■ Required action ■
Even if a line seems odd, print it as it is, and include every record.

[[ Supplied data open ]]

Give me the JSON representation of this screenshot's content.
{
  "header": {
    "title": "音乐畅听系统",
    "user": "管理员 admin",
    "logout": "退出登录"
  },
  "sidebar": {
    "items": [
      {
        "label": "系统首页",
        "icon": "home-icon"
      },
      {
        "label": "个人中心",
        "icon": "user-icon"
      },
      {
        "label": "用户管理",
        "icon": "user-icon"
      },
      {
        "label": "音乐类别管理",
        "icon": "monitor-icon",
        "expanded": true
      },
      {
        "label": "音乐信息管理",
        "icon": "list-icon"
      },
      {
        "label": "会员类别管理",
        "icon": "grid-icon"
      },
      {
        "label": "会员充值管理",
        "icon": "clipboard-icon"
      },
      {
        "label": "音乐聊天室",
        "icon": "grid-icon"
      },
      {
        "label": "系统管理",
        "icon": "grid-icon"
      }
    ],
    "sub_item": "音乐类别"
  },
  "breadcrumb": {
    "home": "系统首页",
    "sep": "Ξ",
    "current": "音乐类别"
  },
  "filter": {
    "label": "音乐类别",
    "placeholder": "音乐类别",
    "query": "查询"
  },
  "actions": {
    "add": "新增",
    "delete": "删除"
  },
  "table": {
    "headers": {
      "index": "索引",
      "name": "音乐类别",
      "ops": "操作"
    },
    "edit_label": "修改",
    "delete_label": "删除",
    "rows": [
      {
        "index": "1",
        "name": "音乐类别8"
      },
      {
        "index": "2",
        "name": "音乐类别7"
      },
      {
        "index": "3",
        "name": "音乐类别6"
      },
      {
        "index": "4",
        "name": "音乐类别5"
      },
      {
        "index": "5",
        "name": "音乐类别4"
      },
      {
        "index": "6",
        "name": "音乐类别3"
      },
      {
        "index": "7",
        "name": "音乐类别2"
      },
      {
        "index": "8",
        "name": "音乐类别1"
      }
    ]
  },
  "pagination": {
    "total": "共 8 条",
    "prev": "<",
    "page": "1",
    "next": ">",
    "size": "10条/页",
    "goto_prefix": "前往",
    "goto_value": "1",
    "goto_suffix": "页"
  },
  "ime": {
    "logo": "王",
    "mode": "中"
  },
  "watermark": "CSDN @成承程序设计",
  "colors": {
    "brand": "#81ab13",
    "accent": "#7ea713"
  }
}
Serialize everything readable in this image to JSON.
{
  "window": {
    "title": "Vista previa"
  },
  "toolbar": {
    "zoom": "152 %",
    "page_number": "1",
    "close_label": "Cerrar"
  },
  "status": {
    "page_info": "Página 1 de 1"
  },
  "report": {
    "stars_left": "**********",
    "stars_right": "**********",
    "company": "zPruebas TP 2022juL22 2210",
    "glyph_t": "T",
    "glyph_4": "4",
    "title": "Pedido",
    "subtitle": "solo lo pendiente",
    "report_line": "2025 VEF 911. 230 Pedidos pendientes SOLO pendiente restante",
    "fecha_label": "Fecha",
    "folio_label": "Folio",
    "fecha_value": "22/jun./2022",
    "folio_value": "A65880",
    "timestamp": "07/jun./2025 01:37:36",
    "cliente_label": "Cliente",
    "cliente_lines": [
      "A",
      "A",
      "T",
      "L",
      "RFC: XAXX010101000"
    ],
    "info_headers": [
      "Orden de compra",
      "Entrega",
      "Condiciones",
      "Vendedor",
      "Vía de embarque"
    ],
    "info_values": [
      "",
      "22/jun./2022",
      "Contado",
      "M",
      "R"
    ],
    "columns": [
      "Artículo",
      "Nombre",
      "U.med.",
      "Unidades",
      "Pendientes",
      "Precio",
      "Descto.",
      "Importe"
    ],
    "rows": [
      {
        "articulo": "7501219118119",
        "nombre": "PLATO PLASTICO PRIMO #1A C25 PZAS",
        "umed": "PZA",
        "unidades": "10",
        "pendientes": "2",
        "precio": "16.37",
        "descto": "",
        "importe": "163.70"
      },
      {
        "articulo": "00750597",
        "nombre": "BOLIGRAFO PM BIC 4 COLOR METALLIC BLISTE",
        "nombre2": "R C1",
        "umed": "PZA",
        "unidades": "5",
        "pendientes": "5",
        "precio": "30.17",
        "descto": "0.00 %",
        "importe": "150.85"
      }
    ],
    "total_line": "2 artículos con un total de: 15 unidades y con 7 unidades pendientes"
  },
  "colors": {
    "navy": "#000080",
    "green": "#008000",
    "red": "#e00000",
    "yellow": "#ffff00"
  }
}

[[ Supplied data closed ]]

■ Exercise answer ■
Give me the JSON representation of this screenshot's content.
{
  "header": {
    "title": "音乐畅听系统",
    "user": "管理员 admin",
    "logout": "退出登录"
  },
  "sidebar": {
    "items": [
      {
        "label": "系统首页",
        "icon": "home-icon"
      },
      {
        "label": "个人中心",
        "icon": "user-icon"
      },
      {
        "label": "用户管理",
        "icon": "user-icon"
      },
      {
        "label": "音乐类别管理",
        "icon": "monitor-icon",
        "expanded": true
      },
      {
        "label": "音乐信息管理",
        "icon": "list-icon"
      },
      {
        "label": "会员类别管理",
        "icon": "grid-icon"
      },
      {
        "label": "会员充值管理",
        "icon": "clipboard-icon"
      },
      {
        "label": "音乐聊天室",
        "icon": "grid-icon"
      },
      {
        "label": "系统管理",
        "icon": "grid-icon"
      }
    ],
    "sub_item": "音乐类别"
  },
  "breadcrumb": {
    "home": "系统首页",
    "sep": "Ξ",
    "current": "音乐类别"
  },
  "filter": {
    "label": "音乐类别",
    "placeholder": "音乐类别",
    "query": "查询"
  },
  "actions": {
    "add": "新增",
    "delete": "删除"
  },
  "table": {
    "headers": {
      "index": "索引",
      "name": "音乐类别",
      "ops": "操作"
    },
    "edit_label": "修改",
    "delete_label": "删除",
    "rows": [
      {
        "index": "1",
        "name": "音乐类别8"
      },
      {
        "index": "2",
        "name": "音乐类别7"
      },
      {
        "index": "3",
        "name": "音乐类别6"
      },
      {
        "index": "4",
        "name": "音乐类别5"
      },
      {
        "index": "5",
        "name": "音乐类别4"
      },
      {
        "index": "6",
        "name": "音乐类别3"
      },
      {
        "index": "7",
        "name": "音乐类别2"
      },
      {
        "index": "8",
        "name": "音乐类别1"
      }
    ]
  },
  "pagination": {
    "total": "共 8 条",
    "prev": "<",
    "page": "1",
    "next": ">",
    "size": "10条/页",
    "goto_prefix": "前往",
    "goto_value": "1",
    "goto_suffix": "页"
  },
  "ime": {
    "logo": "王",
    "mode": "中"
  },
  "watermark": "CSDN @成承程序设计",
  "colors": {
    "brand": "#81ab13",
    "accent": "#7ea713"
  }
}
Serialize everything readable in this image to JSON.
{
  "window": {
    "title": "Vista previa"
  },
  "toolbar": {
    "zoom": "152 %",
    "page_number": "1",
    "close_label": "Cerrar"
  },
  "status": {
    "page_info": "Página 1 de 1"
  },
  "report": {
    "stars_left": "**********",
    "stars_right": "**********",
    "company": "zPruebas TP 2022juL22 2210",
    "glyph_t": "T",
    "glyph_4": "4",
    "title": "Pedido",
    "subtitle": "solo lo pendiente",
    "report_line": "2025 VEF 911. 230 Pedidos pendientes SOLO pendiente restante",
    "fecha_label": "Fecha",
    "folio_label": "Folio",
    "fecha_value": "22/jun./2022",
    "folio_value": "A65880",
    "timestamp": "07/jun./2025 01:37:36",
    "cliente_label": "Cliente",
    "cliente_lines": [
      "A",
      "A",
      "T",
      "L",
      "RFC: XAXX010101000"
    ],
    "info_headers": [
      "Orden de compra",
      "Entrega",
      "Condiciones",
      "Vendedor",
      "Vía de embarque"
    ],
    "info_values": [
      "",
      "22/jun./2022",
      "Contado",
      "M",
      "R"
    ],
    "columns": [
      "Artículo",
      "Nombre",
      "U.med.",
      "Unidades",
      "Pendientes",
      "Precio",
      "Descto.",
      "Importe"
    ],
    "rows": [
      {
        "articulo": "7501219118119",
        "nombre": "PLATO PLASTICO PRIMO #1A C25 PZAS",
        "umed": "PZA",
        "unidades": "10",
        "pendientes": "2",
        "precio": "16.37",
        "descto": "",
        "importe": "163.70"
      },
      {
        "articulo": "00750597",
        "nombre": "BOLIGRAFO PM BIC 4 COLOR METALLIC BLISTE",
        "nombre2": "R C1",
        "umed": "PZA",
        "unidades": "5",
        "pendientes": "5",
        "precio": "30.17",
        "descto": "0.00 %",
        "importe": "150.85"
      }
    ],
    "total_line": "2 artículos con un total de: 15 unidades y con 7 unidades pendientes"
  },
  "colors": {
    "navy": "#000080",
    "green": "#008000",
    "red": "#e00000",
    "yellow": "#ffff00"
  }
}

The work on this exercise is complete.